WHY SEE ANASTASIA?
ONCE UPON A DECEMBER…
Take an incredible journey to the past as the critically acclaimed, Tony-winning Broadway production Anastasia comes heads on for a strictly limited engagement as part of the 2018/19 theater season. Born from the pens of Obie and Tony-winning playwright Terrence McNally and Tony-winning writing team Stephen Flaherty and Lynn Ahrens, who ruled the Great White Way with their smash hit Ragtime, the musical draws on the score of the beloved animated film and includes the memorable melodies of Once Upon A December and Journey To The Past.
While it incorporates elements of the Disney classic, this Anastasia avoids the film’s more fantastical elements (gone are the talking bat and evil sorcerer Rasputin) in favour of a historically accurate version. New songs are woven into a more nuanced narrative where common folk flee the Russian Revolution and are forced to settle into the new life under the Soviet Union. Amidst the peril of a changing regime, an orphan named Anya rises to embrace her destiny!
WHAT IS ANASTASIA ABOUT?
Orphaned at a young age and unable to remember her parents or family, feisty street sweeper Anya falls in with charismatic conmen Vlad and Dmitry who, seeing an opportunity they can’t miss, train her in the ways of the aristocracy, in a style similar to Eliza in My Fair Lady. They have their sights set on Paris, where the Dowager Empress resides. Mother of the overthrown Tsar Nicholas II and one of the only surviving Romanovs after the Russian Revolution, the Dowager Empress holds out hope that her long lost granddaughter Anastasia survived the terrible revolt.
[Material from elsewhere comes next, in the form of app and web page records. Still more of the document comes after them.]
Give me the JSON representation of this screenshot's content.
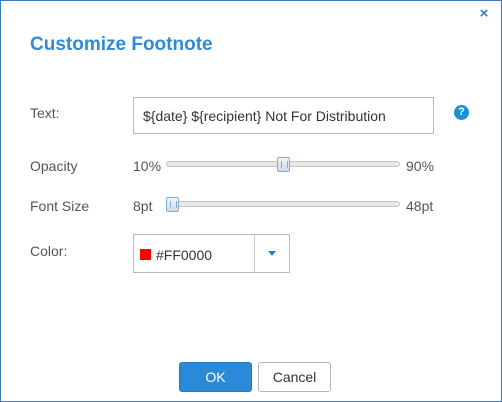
{
  "dialog": {
    "title": "Customize Footnote",
    "close_glyph": "×"
  },
  "text_row": {
    "label": "Text:",
    "value": "${date} ${recipient} Not For Distribution",
    "help_glyph": "?"
  },
  "opacity_row": {
    "label": "Opacity",
    "min_label": "10%",
    "max_label": "90%",
    "value_fraction": 0.5
  },
  "font_size_row": {
    "label": "Font Size",
    "min_label": "8pt",
    "max_label": "48pt",
    "value_fraction": 0.0
  },
  "color_row": {
    "label": "Color:",
    "value": "#FF0000",
    "swatch_color": "#FF0000"
  },
  "buttons": {
    "ok_label": "OK",
    "cancel_label": "Cancel"
  },
  "colors": {
    "accent": "#2A8AD8",
    "title": "#2F8BD8",
    "border": "#3D7BBF"
  }
}
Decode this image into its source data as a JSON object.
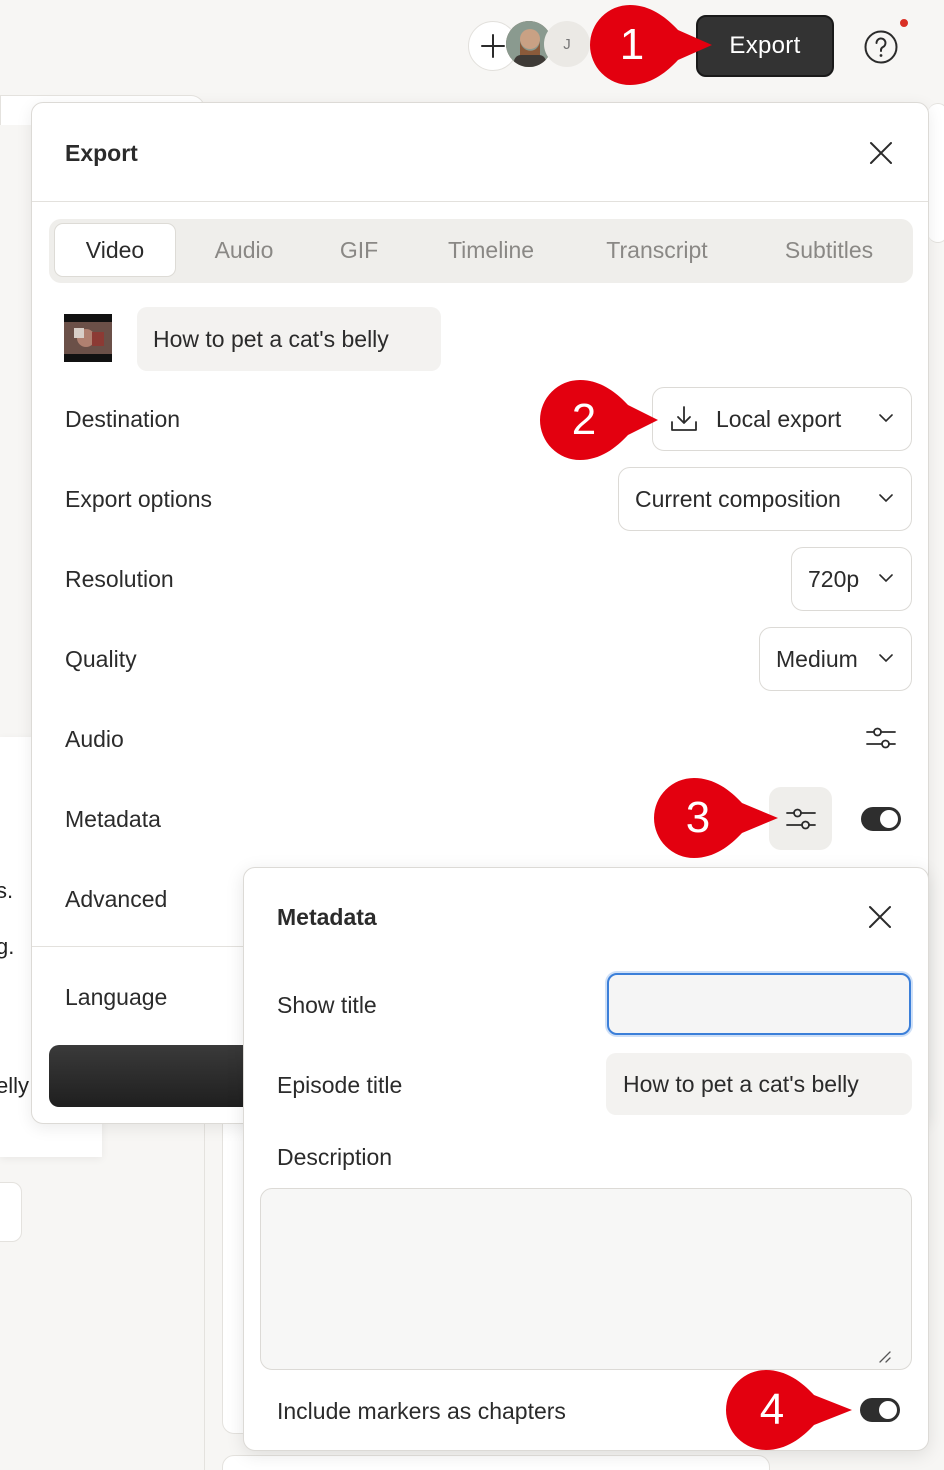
{
  "topbar": {
    "avatar_initial": "J",
    "export_label": "Export"
  },
  "background": {
    "frag1": "s.",
    "frag2": "g.",
    "frag3": "elly"
  },
  "export_panel": {
    "title": "Export",
    "tabs": [
      {
        "label": "Video",
        "active": true
      },
      {
        "label": "Audio",
        "active": false
      },
      {
        "label": "GIF",
        "active": false
      },
      {
        "label": "Timeline",
        "active": false
      },
      {
        "label": "Transcript",
        "active": false
      },
      {
        "label": "Subtitles",
        "active": false
      }
    ],
    "composition_name": "How to pet a cat's belly",
    "rows": {
      "destination": {
        "label": "Destination",
        "value": "Local export"
      },
      "export_options": {
        "label": "Export options",
        "value": "Current composition"
      },
      "resolution": {
        "label": "Resolution",
        "value": "720p"
      },
      "quality": {
        "label": "Quality",
        "value": "Medium"
      },
      "audio": {
        "label": "Audio"
      },
      "metadata": {
        "label": "Metadata",
        "enabled": true
      },
      "advanced": {
        "label": "Advanced"
      },
      "language": {
        "label": "Language"
      }
    }
  },
  "metadata_popover": {
    "title": "Metadata",
    "show_title": {
      "label": "Show title",
      "value": ""
    },
    "episode_title": {
      "label": "Episode title",
      "value": "How to pet a cat's belly"
    },
    "description": {
      "label": "Description",
      "value": ""
    },
    "include_markers": {
      "label": "Include markers as chapters",
      "enabled": true
    }
  },
  "callouts": [
    "1",
    "2",
    "3",
    "4"
  ],
  "colors": {
    "callout_red": "#e3000f",
    "accent_blue": "#3b7fd9",
    "dark_button": "#333333"
  }
}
Vlad and Dmitry, realising Anya is the spitting image of Anastasia, convince her to sneak out of Russia with them to meet the Empress and claim their reward. Yet along their grand adventure, a budding romance blossoms between our heroine and the dashing young Dmitry, while the mystery of her birth unravels…
Opening night: 19 February 2019
May be inappropriate for ages 7 and under; children under 4 are not permitted in the theatre
Two hours and 25 minutes, including intermission